Website and app data records
----------
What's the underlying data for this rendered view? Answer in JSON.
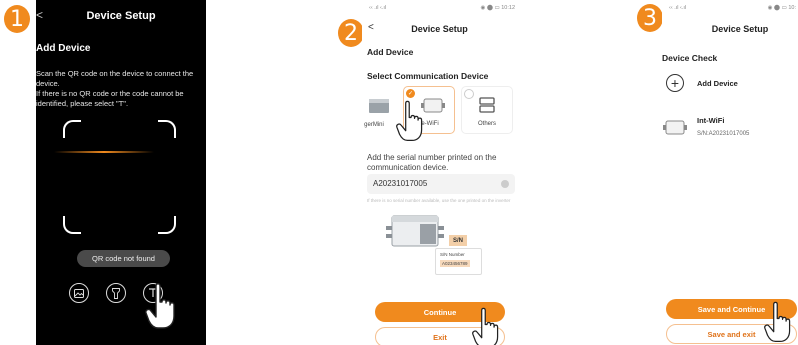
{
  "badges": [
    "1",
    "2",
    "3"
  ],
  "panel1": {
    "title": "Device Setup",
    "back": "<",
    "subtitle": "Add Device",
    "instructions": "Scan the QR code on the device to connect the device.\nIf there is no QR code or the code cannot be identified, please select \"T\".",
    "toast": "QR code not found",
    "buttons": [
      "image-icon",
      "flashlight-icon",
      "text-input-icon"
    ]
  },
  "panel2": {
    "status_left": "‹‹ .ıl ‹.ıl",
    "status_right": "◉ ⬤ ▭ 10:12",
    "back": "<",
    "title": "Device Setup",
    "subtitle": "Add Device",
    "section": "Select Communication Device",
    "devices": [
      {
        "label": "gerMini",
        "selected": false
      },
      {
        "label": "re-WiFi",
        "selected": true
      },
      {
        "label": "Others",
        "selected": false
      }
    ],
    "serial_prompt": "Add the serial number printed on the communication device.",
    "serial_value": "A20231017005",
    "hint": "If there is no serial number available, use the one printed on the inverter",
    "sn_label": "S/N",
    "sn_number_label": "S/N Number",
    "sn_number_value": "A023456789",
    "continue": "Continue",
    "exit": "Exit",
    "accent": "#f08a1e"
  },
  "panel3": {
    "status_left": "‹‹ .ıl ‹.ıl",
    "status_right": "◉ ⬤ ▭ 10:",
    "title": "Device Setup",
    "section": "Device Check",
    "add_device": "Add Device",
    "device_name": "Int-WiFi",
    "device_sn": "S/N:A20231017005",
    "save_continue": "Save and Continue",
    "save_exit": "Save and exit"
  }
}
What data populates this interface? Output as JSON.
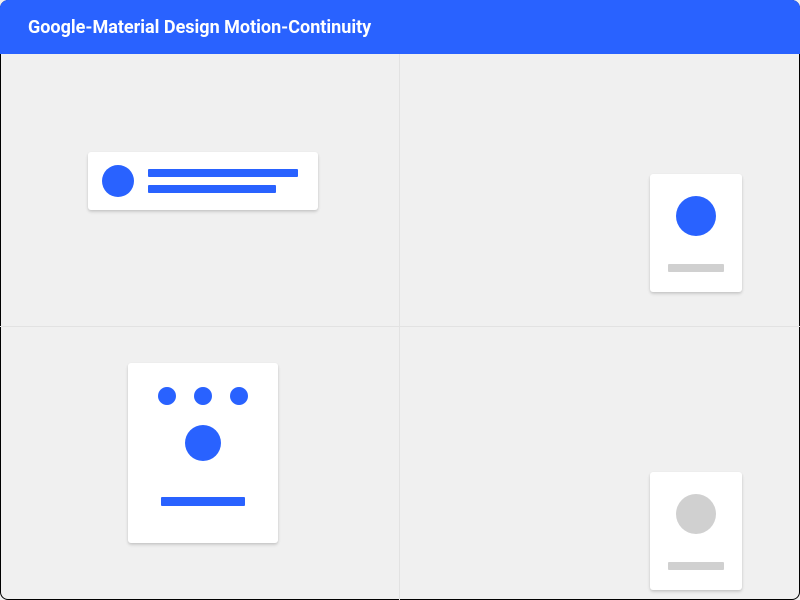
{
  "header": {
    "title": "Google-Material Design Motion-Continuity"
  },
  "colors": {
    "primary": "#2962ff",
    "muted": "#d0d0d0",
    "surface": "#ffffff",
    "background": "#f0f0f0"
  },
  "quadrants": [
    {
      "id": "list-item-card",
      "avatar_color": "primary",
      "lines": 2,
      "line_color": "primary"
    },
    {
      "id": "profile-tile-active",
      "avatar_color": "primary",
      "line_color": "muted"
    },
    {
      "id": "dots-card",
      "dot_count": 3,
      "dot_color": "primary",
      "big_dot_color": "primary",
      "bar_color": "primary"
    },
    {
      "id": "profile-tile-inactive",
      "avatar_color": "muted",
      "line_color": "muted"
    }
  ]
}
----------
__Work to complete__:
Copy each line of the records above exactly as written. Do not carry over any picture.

__Solution to the problem__:
What's the underlying data for this rendered view? Answer in JSON.
{
  "badges": [
    "1",
    "2",
    "3"
  ],
  "panel1": {
    "title": "Device Setup",
    "back": "<",
    "subtitle": "Add Device",
    "instructions": "Scan the QR code on the device to connect the device.\nIf there is no QR code or the code cannot be identified, please select \"T\".",
    "toast": "QR code not found",
    "buttons": [
      "image-icon",
      "flashlight-icon",
      "text-input-icon"
    ]
  },
  "panel2": {
    "status_left": "‹‹ .ıl ‹.ıl",
    "status_right": "◉ ⬤ ▭ 10:12",
    "back": "<",
    "title": "Device Setup",
    "subtitle": "Add Device",
    "section": "Select Communication Device",
    "devices": [
      {
        "label": "gerMini",
        "selected": false
      },
      {
        "label": "re-WiFi",
        "selected": true
      },
      {
        "label": "Others",
        "selected": false
      }
    ],
    "serial_prompt": "Add the serial number printed on the communication device.",
    "serial_value": "A20231017005",
    "hint": "If there is no serial number available, use the one printed on the inverter",
    "sn_label": "S/N",
    "sn_number_label": "S/N Number",
    "sn_number_value": "A023456789",
    "continue": "Continue",
    "exit": "Exit",
    "accent": "#f08a1e"
  },
  "panel3": {
    "status_left": "‹‹ .ıl ‹.ıl",
    "status_right": "◉ ⬤ ▭ 10:",
    "title": "Device Setup",
    "section": "Device Check",
    "add_device": "Add Device",
    "device_name": "Int-WiFi",
    "device_sn": "S/N:A20231017005",
    "save_continue": "Save and Continue",
    "save_exit": "Save and exit"
  }
}
What data populates this interface? Output as JSON.
{
  "header": {
    "title": "Google-Material Design Motion-Continuity"
  },
  "colors": {
    "primary": "#2962ff",
    "muted": "#d0d0d0",
    "surface": "#ffffff",
    "background": "#f0f0f0"
  },
  "quadrants": [
    {
      "id": "list-item-card",
      "avatar_color": "primary",
      "lines": 2,
      "line_color": "primary"
    },
    {
      "id": "profile-tile-active",
      "avatar_color": "primary",
      "line_color": "muted"
    },
    {
      "id": "dots-card",
      "dot_count": 3,
      "dot_color": "primary",
      "big_dot_color": "primary",
      "bar_color": "primary"
    },
    {
      "id": "profile-tile-inactive",
      "avatar_color": "muted",
      "line_color": "muted"
    }
  ]
}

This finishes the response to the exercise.